The other day I went to see Esta in the hospital. She told me I could tell you.
She fell last Saturday and broke her hip. She had surgery on Sunday afternoon and as I write this she is scheduled to leave the hospital on tomorrow to begin her rehab. But I wanted to tell you about this visit.
The other times I went, there were family and friends and not much time for conversation (not to mention the sedatives and pain medication). But on Monday, after the nurse who checked her blood pressure left, it was just she and I. The first words out of her mouth when she saw me come through the door were not “Hello, preacher” or “Hi, Tom,” but —and I am not making this up—“You don’t know how much I miss coming to church! I miss it! I miss it so much!” When I took my leave a little while later, she didn’t say “Bye, Tom” or “Thanks for coming,” but “I miss it, oh, I miss it so.”
In between we talked a little about her situation, her fall and surgery. She frowned to tell me that she was in “right much” pain. When the physical therapist interrupted us to tell her he was coming back in a little while to get her up again and make her walk some more, she frowned more deeply still. When he left she laid her head back on the pillow, looked straight at the ceiling and, after a moment, into the past. “I used to teach Sunday School,” she said. “I taught so many lessons.” A wide grin closed her eyes. “It made such a difference in those little ones’ lives,” she smiled.
“And in yours, too,” I replied. She did not look at me but nodded. She said something about Easter Egg hunts and mumbled a word or two about her own Sunday School class. A tear fell from my eye as she said, once more but still smiling, “I miss it so much.”
“I know you do,” I said; “I would too. Church is the only thing I know anything about,” I said truthfully. She looked back at me and nodded. I said, “But what a great thing that you and I have so many good memories of church. Isn’t it wonderful to love and enjoy something so much that it hurts to be away from it?” She nodded again. A few minutes later I got up to leave and she said… well, you know what she said. Nor will I forget it.

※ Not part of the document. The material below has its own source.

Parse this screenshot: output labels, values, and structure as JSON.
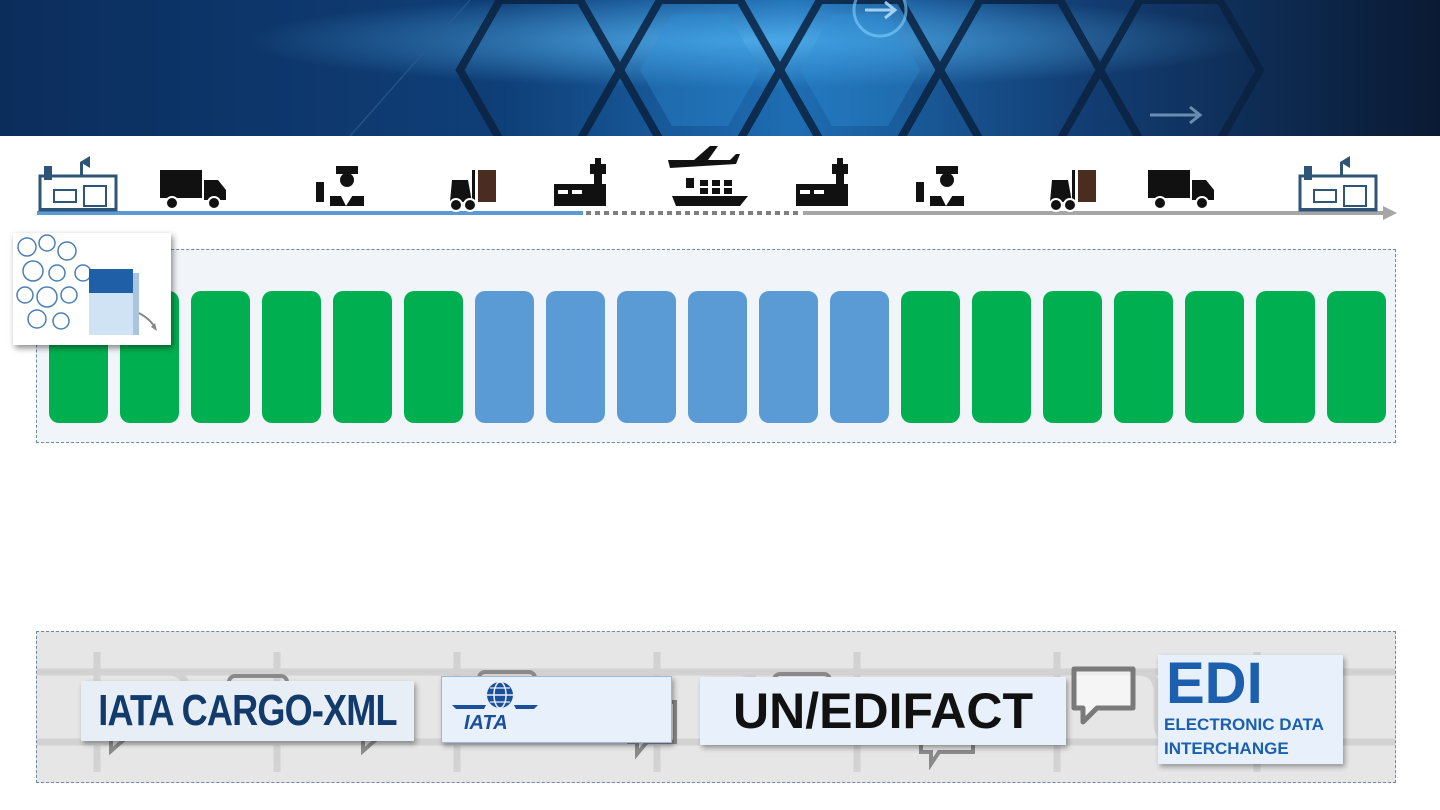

My prayer that day and every day since is this: if I outlive my body, when what has held me up has given way and I am prone, I hope I can look up and remember as much as Esta does. I hope that memories of faith, hope and love—memories of Jesus and the church—will bring a smile back to my frowning face, and keep on doing so, till there are frowns and tears and pain no more.